--- START ---

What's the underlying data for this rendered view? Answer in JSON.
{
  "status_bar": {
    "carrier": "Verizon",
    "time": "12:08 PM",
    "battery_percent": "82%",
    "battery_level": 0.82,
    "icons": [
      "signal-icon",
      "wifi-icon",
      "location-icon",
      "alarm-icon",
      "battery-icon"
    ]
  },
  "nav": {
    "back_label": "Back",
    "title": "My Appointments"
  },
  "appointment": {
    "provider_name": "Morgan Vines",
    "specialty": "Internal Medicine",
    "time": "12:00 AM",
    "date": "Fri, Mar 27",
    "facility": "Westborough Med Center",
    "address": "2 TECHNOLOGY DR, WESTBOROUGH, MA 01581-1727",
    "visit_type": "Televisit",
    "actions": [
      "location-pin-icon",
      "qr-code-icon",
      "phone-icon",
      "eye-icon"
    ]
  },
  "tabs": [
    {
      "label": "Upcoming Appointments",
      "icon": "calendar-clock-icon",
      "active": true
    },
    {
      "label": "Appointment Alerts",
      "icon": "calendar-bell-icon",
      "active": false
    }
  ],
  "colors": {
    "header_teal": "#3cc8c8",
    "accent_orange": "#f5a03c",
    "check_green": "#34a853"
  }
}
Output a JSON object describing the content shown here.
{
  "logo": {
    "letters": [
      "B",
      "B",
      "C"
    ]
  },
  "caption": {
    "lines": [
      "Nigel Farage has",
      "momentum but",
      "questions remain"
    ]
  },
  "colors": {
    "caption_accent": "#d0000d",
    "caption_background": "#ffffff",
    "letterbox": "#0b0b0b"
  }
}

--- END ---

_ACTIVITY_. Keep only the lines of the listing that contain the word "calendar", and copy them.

_OUTPUT_.
      "icon": "calendar-clock-icon",
      "icon": "calendar-bell-icon",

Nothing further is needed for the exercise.